WHAT IS REQUIRED | Each entry below should be retyped exactly, with nothing omitted.

[ENTRIES SHOWN — start]

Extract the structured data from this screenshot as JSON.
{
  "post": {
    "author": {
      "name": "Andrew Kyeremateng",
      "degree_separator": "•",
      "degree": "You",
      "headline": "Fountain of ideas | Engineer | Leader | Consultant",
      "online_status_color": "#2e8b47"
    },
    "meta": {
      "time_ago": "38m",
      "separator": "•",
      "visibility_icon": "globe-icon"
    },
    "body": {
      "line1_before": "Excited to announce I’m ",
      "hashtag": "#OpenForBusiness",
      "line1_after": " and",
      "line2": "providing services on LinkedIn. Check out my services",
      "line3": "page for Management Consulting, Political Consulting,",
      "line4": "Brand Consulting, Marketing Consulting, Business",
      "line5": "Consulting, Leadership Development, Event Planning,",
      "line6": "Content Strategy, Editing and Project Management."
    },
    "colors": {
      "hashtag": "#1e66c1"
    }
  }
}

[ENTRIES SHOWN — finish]

ANSWER TO THIS PROBLEM |
Extract the structured data from this screenshot as JSON.
{
  "post": {
    "author": {
      "name": "Andrew Kyeremateng",
      "degree_separator": "•",
      "degree": "You",
      "headline": "Fountain of ideas | Engineer | Leader | Consultant",
      "online_status_color": "#2e8b47"
    },
    "meta": {
      "time_ago": "38m",
      "separator": "•",
      "visibility_icon": "globe-icon"
    },
    "body": {
      "line1_before": "Excited to announce I’m ",
      "hashtag": "#OpenForBusiness",
      "line1_after": " and",
      "line2": "providing services on LinkedIn. Check out my services",
      "line3": "page for Management Consulting, Political Consulting,",
      "line4": "Brand Consulting, Marketing Consulting, Business",
      "line5": "Consulting, Leadership Development, Event Planning,",
      "line6": "Content Strategy, Editing and Project Management."
    },
    "colors": {
      "hashtag": "#1e66c1"
    }
  }
}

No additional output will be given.